Introspection with classes

Kirk McDonald mooquack at suad.org
Tue Jan 31 14:00:59 CET 2006


Me again! Same project as before, if you're playing along at home.

The Everything Engine model (which I am blatantly copying in my project) 
is that everything in the engine is a 'node,' and that every node can be 
stored to and read from the database. Since this is the backend for a 
website, minimizing hits on the database is a worthy goal. Thus, it is 
paramount that reading in any given subclass of the base 'Node' class 
take (optimally) one query. (A simple, yet fairly simple-minded design 
-- and my first stab at the problem -- would be to have each subclass 
read in its own data after calling its parent's -- or parents'! -- read 
method(s). This has the disadvantage of cluttering a lot of code with 
database queries and making it quite difficult to create new subclasses.)

Here's a rough sketch of what I'm doing at the moment. I've invested 
enough time into it at this point that I've totally lost track of 
whether it's a good idea, and I would please like someone to tell me.

Every node has certain attributes. In this outline, let's say these are 
the node's unique id number, its title, and the id number of its owner.

class Node:
     dbInfo = { 'title'    : ['node', 'title',    ""]
                'owner_id' : ['node', 'owner_id', None] }

     def __init__(self):
         self.default()

     def default(self):
         self.node_id = None
         for k, v in self.dbInfo.items():
             setattr(self, k, v[2])

     def read(self, db, node_id):
         # construct a database query from the table/column info in
         # dbInfo

     def commit(self, db):
         # write the current values to the db

     def insert(self, db):
         # insert a new node using the current values

     def nuke(self, db):
         # remove the node from the db, then:
         self.default()

So, simple enough. (The real version has signifigantly more stuff going 
on, as well as a permission system, but I have elided these for the sake 
of clarity.) By doing that dance with dbInfo, I can easily subclass Node.

Say we want a new node that holds some text. We just need to add a new 
attribute like so:

class Document(Node):
     dbInfo = {}
     dbInfo.update(Node.dbInfo)
     dbInfo['content'] = ['docs', 'text', ""]

... and that's it. That's the whole Document class. (Well, the real 
version has a render method that takes the content, parses it in 
interesting ways, and writes it to the client, but that's simple, too.) 
The shortness of this class is why this strikes me as a good idea.

The other advantage is I can make use of multiple inheritance. First, 
say we have a class that just holds a dictionary:

class DictNode(Node):
     dbInfo = {}
     dbInfo.update(Node.dbInfo)
     dbInfo['stuff'] = ['dictnode', 'dict', {}]

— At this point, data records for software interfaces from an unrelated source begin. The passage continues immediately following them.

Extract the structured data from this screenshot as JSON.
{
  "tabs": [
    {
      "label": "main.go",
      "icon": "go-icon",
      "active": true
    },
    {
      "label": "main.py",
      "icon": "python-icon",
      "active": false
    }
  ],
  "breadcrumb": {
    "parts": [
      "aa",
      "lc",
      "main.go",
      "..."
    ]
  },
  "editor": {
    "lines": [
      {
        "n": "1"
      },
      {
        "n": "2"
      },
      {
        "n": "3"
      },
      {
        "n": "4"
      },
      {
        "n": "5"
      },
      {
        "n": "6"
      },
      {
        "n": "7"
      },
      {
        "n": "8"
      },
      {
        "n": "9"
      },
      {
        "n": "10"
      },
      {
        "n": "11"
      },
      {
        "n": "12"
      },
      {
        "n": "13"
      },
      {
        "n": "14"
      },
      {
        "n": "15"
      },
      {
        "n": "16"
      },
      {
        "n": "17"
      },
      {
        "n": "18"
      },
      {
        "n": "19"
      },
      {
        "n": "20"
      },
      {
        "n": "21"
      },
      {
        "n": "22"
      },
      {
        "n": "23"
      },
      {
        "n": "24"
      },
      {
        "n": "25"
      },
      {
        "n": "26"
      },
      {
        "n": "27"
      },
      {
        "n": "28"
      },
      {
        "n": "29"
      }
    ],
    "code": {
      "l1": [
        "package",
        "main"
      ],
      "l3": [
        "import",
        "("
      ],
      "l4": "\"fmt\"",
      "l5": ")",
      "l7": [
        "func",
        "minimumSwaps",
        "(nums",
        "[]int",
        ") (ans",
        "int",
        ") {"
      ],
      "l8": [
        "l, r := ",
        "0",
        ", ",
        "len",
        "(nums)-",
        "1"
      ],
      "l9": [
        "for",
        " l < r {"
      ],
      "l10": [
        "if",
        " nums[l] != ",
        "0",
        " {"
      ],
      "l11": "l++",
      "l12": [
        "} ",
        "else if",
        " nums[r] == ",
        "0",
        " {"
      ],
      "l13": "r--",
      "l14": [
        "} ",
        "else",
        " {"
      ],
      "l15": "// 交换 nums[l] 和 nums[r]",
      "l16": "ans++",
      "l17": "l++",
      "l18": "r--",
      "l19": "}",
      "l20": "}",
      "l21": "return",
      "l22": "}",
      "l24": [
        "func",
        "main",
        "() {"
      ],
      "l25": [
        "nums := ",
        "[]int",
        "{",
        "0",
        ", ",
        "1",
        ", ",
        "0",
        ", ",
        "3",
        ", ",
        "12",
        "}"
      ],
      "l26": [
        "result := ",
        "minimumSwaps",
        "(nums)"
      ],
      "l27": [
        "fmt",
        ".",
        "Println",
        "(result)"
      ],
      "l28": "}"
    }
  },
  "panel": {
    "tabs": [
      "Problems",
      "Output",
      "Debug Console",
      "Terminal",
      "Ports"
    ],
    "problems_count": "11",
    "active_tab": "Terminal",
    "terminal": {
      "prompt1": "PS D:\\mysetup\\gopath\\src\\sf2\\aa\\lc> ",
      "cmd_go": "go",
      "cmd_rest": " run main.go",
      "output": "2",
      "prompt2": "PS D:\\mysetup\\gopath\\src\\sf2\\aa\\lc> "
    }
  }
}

(Assume a mechanism is provided to automatically pickle the dictionary, 
which there is.)

Now say I want a nodetype that's just a document with a dictionary 
attached. This is almost exactly how the User class is implemented: the 
document holds the user's "homenode," which is just a brief bio or 
whatever the user wants to put in there, and the dictionary holds the 
user's settings. They snap together like Legos. It looks just like this:

class User(Document, DictNode):
     dbInfo = {}
     dbInfo.update(Document.dbInfo)
     dbInfo.update(DictNode.dbInfo)

If the User class wanted its own attributes (say, a password), they 
would just get added to the end.

This is my third stab at the problem (the first was mentioned above, the 
second was basically the same as this but dbInfo was an instance 
variable instead of a class variable which, uh, was sort of dumb).

Coming from C++, I'm still wrapping my brain around Python's 
introspection abilties. Can I generalize this more? Am I missing some 
idiom or language feature that would benefit me? Where's my time machine?

-Kirk McDonald



More information about the Python-list mailing list